What in the World is a Hijacker?
A hijacker, in the world of computers and the internet at least- is usually a browser extension that hijacks (takes over) your browser’s home page (start page) or your browser’s default search engine.
An example of a “home page hijacker”
You have http://thundercloud.net/start/ set as your browser’s home page (please? please?), and after you install Miss Molly’s Smiling Toolbar Extravaganza (MMSTE) every time you open your browser you go to Miss Molly’s Super Smiling Home Page with 742 blinking advertisements and 423 animated gifs. And one lonely little “Good Golly Miss Molly” search form.
An example of a “search engine hijacker”
You use Google to search the web. But after you install the aforementioned Miss Molly’s etc. You find whenever you type a search in your address bar the search results come from – you guessed it! Miss Molly’s Magnificent Screaming Search Engine, which shows search results consisting of pages of search results consisting of 992 advertisements for various products related to your search in some remote way and 10 actual search results buried on page sixty-two.
Another way a hijacker can highjack your searches is to “inject” ads, banners, etc. into your normal search results.

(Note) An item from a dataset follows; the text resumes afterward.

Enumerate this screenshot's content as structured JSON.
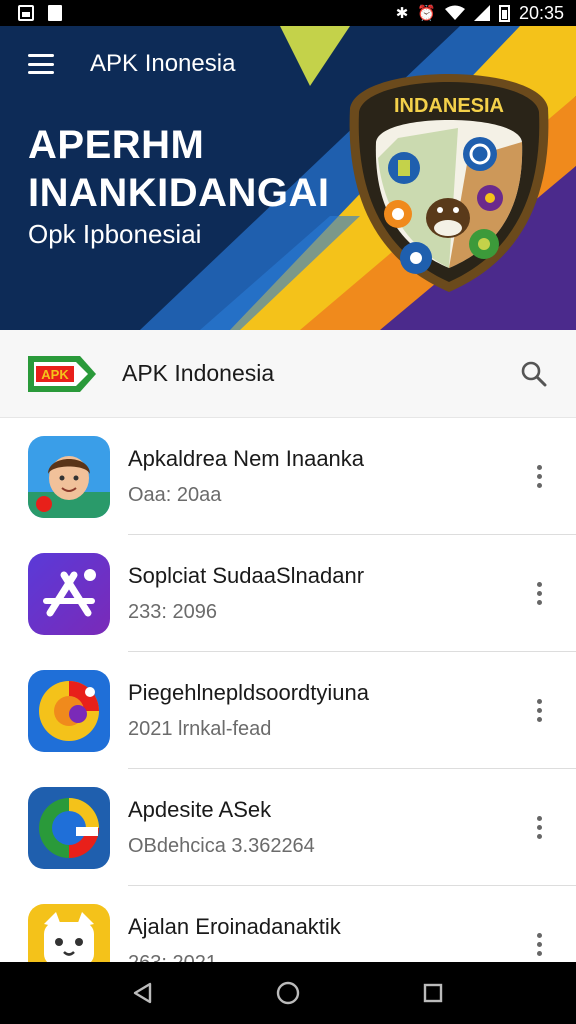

For instance, you’re searching on Google and suddenly you see a banner for Smiley Senseless at the top, and down there where your search results are normally found you find seventeen dog food ads, cat flea-spray ads, YOU WON TEN FREE LOBSTER DINNERS FROM THE ANGRY LOBSTER ads, and then, way down below, your real search results appear. But, unless you look carefully, the ads look just like real search results. I suppose this would be OK if you were hungry for lobster and you won the ten free lobster dinners from The Angry Lobster restaurant. But don’t hold your breath -the odds against that are about ten billion to one.
Managing browser extensions
Having too many extensions installed in your browser can cause it to open and run more slowly, and it makes it harder to find the culprit if/when you unwittingly install a home page or search engine hijacker, or an ad-spewing browser extension. Learn to manage your browser extensions here.